What IS your story? What IS your writing voice?
You need to consider these questions in order to help your blog grow. It’s not enough just to write helpful tips for people. Your helpful tips need to have YOUR spin. Otherwise they’ll get lost in the sea of other helpful tips.
How to fix this: If you haven’t been training in a lot of the writing spaces, these may not be questions you’ve thought about at length. But I’ve got just the resource for you! Check out my post How to Brand Your Writing Voice.
These three aren’t the ONLY reasons why your blog isn’t growing. The other big key to blog growth is promotion. We’ll hit on that a bit in the second part of the series when I talk about why your social media isn’t growing. But just so we’re clear…you can’t write a blog post and think people will find it. (Unless you are an SEO wizard.) Promotion totally impacts this.
But you can promote like a crazy person and if people don’t feel included, are turned off by your blog design, and don’t find something unique, your blog will not gain and retain new readers.
So…how are you feeling at the end of this?
I want you to know: these are not the only reasons your blog might not be growing. And they might be hard to hear. If they ARE, please take some time after you read this or listen to the episode. Be grumpy. Complain. Send me an email about why you disagree.
Then come back a few days later when it feels less personal and really LOOK at your blog. Could these actually be the reasons your blog isn’t growing? Ask a friend who is impartial if you need help looking with honest eyes. I do NOT mean to be discouraging or hurtful.

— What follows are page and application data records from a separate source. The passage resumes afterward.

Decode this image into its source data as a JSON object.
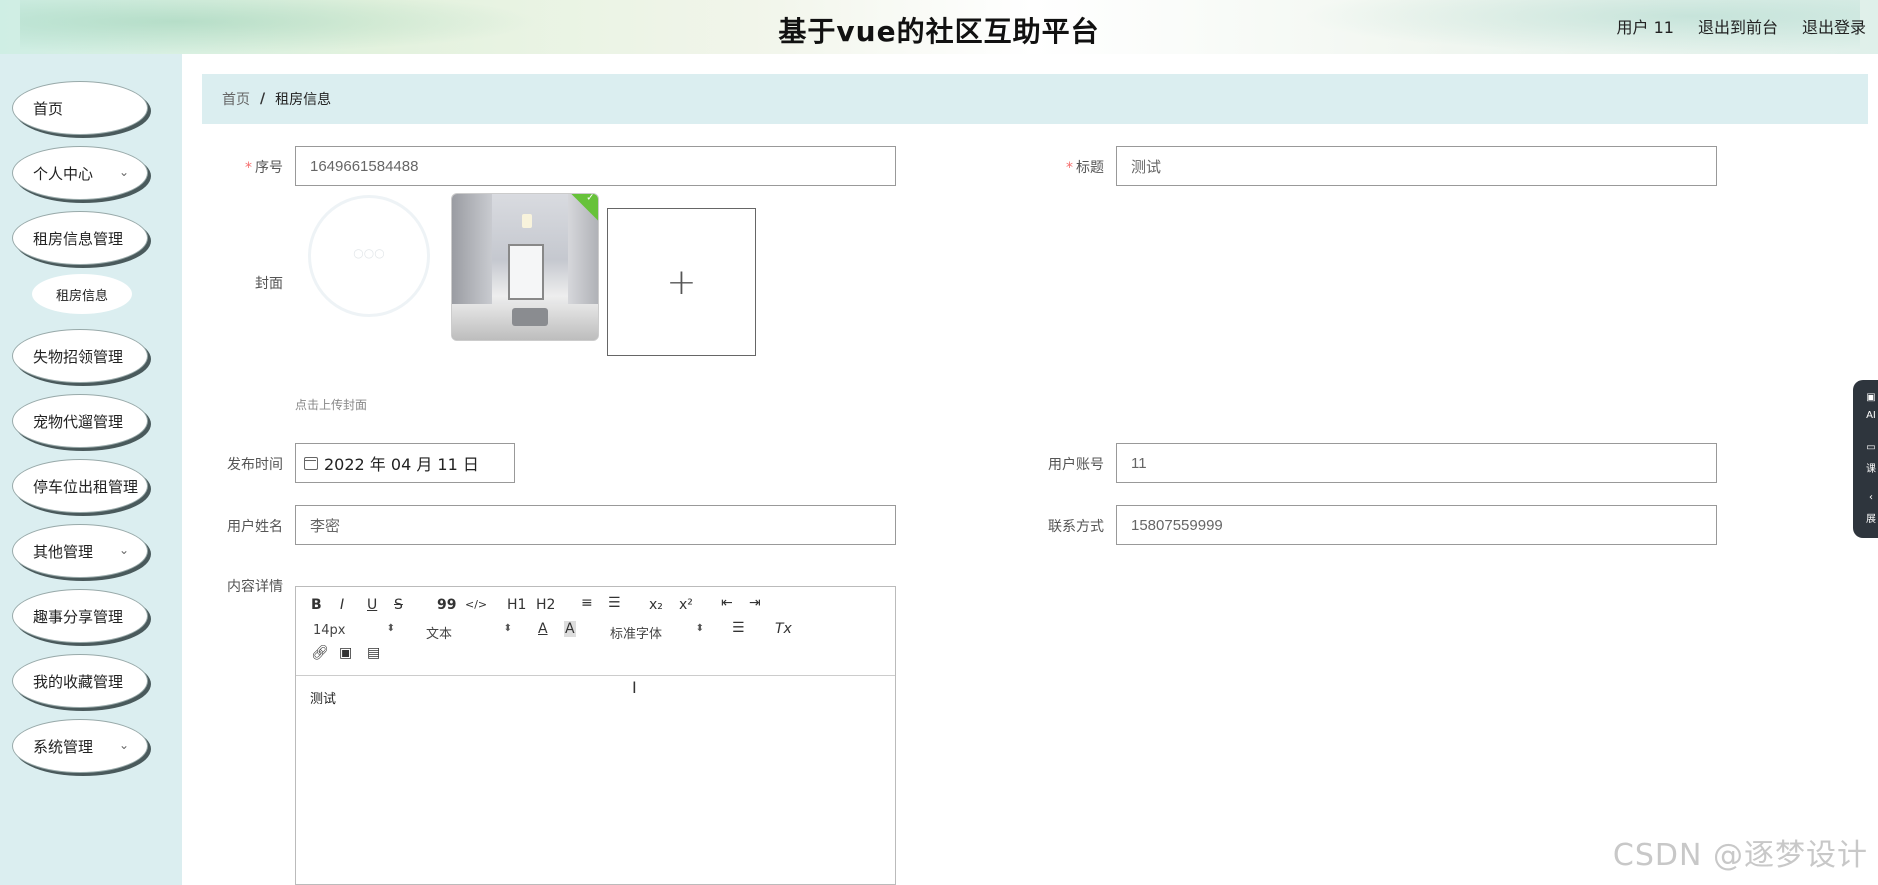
{
  "header": {
    "title": "基于vue的社区互助平台",
    "user": "用户 11",
    "back_front": "退出到前台",
    "logout": "退出登录"
  },
  "sidebar": {
    "items": [
      {
        "label": "首页",
        "has_chevron": false
      },
      {
        "label": "个人中心",
        "has_chevron": true
      },
      {
        "label": "租房信息管理",
        "has_chevron": false
      },
      {
        "label": "失物招领管理",
        "has_chevron": false
      },
      {
        "label": "宠物代遛管理",
        "has_chevron": false
      },
      {
        "label": "停车位出租管理",
        "has_chevron": false
      },
      {
        "label": "其他管理",
        "has_chevron": true
      },
      {
        "label": "趣事分享管理",
        "has_chevron": false
      },
      {
        "label": "我的收藏管理",
        "has_chevron": false
      },
      {
        "label": "系统管理",
        "has_chevron": true
      }
    ],
    "sub_item": "租房信息",
    "chevron": "chevron-down-icon"
  },
  "breadcrumb": {
    "home": "首页",
    "separator": "/",
    "current": "租房信息"
  },
  "form": {
    "serial_label": "序号",
    "serial_value": "1649661584488",
    "title_label": "标题",
    "title_value": "测试",
    "cover_label": "封面",
    "upload_plus": "+",
    "upload_hint": "点击上传封面",
    "publish_time_label": "发布时间",
    "publish_time_value": "2022 年 04 月 11 日",
    "account_label": "用户账号",
    "account_value": "11",
    "name_label": "用户姓名",
    "name_value": "李密",
    "contact_label": "联系方式",
    "contact_value": "15807559999",
    "content_label": "内容详情",
    "required_mark": "*"
  },
  "editor": {
    "bold": "B",
    "italic": "I",
    "underline": "U",
    "strike": "S",
    "quote": "99",
    "code": "</>",
    "h1": "H1",
    "h2": "H2",
    "sub": "x₂",
    "sup": "x²",
    "size_value": "14px",
    "header_value": "文本",
    "font_value": "标准字体",
    "clear": "Tx",
    "content": "测试"
  },
  "float_panel": {
    "item1": "AI",
    "item2": "课",
    "item3": "展"
  },
  "watermark": "CSDN @逐梦设计",
  "colors": {
    "sidebar_bg": "#dbeef0",
    "required": "#f56c6c",
    "upload_success": "#67c23a"
  }
}
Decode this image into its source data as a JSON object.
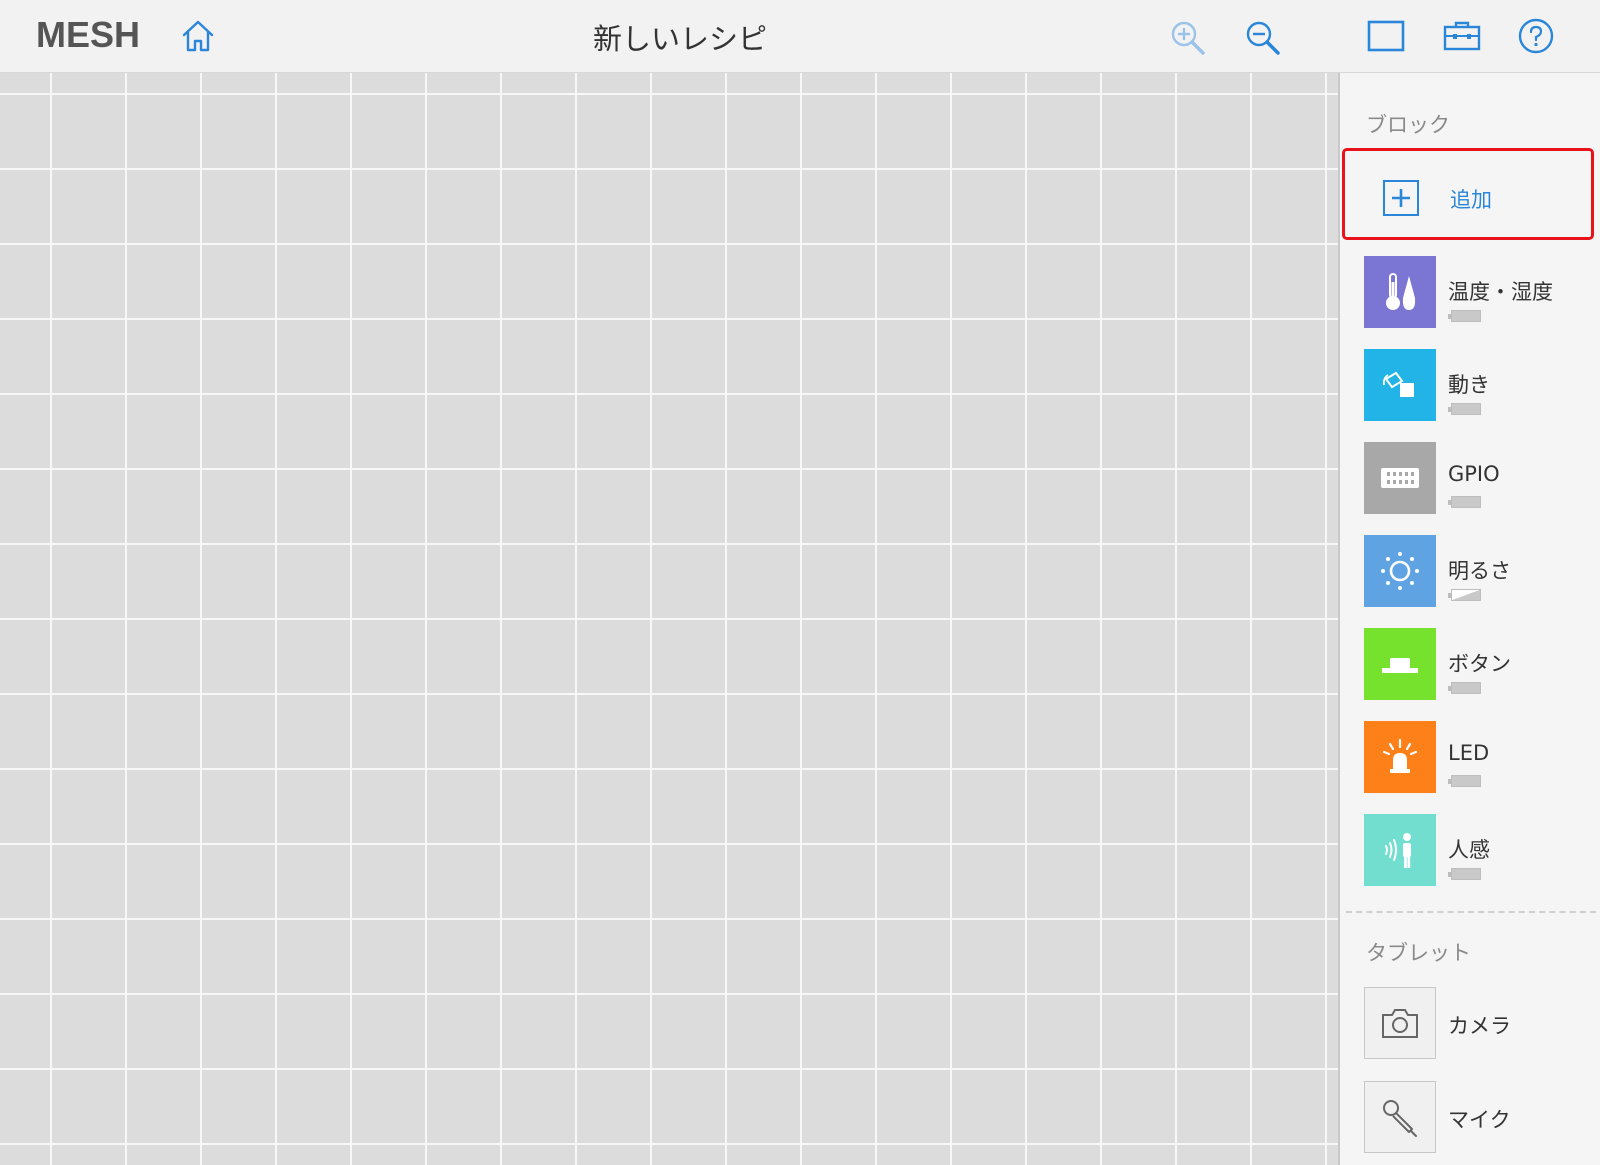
{
  "header": {
    "logo": "MESH",
    "title": "新しいレシピ"
  },
  "sidebar": {
    "blocks_heading": "ブロック",
    "add_label": "追加",
    "blocks": [
      {
        "label": "温度・湿度",
        "icon": "thermometer-droplet-icon",
        "color": "#7b75d3",
        "battery": "full"
      },
      {
        "label": "動き",
        "icon": "motion-icon",
        "color": "#22b4e6",
        "battery": "full"
      },
      {
        "label": "GPIO",
        "icon": "gpio-icon",
        "color": "#a8a8a8",
        "battery": "full"
      },
      {
        "label": "明るさ",
        "icon": "brightness-icon",
        "color": "#5fa3e3",
        "battery": "low"
      },
      {
        "label": "ボタン",
        "icon": "button-icon",
        "color": "#77e22d",
        "battery": "full"
      },
      {
        "label": "LED",
        "icon": "led-icon",
        "color": "#fd8018",
        "battery": "full"
      },
      {
        "label": "人感",
        "icon": "human-sensor-icon",
        "color": "#72ded0",
        "battery": "full"
      }
    ],
    "tablet_heading": "タブレット",
    "tablet": [
      {
        "label": "カメラ",
        "icon": "camera-icon"
      },
      {
        "label": "マイク",
        "icon": "microphone-icon"
      }
    ]
  },
  "colors": {
    "accent": "#2a86d8",
    "highlight": "#e8121a"
  }
}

What you ultimately need to consider is this: DO YOU REALLY WANT TO GROW?
If so: HOW BIG?
Because if you want to really grow and really want to grow large, you need to seriously consider these three things. But if you want to write for writing’s sake or because of a particular passion, then you can worry about them less.
If you want to really grow a platform or build a giant blog, you need to take it seriously. You have to think about why your blog isn’t growing…and then what you’re going to do about it.
Want to share your tips for growing a blog? Leave a comment!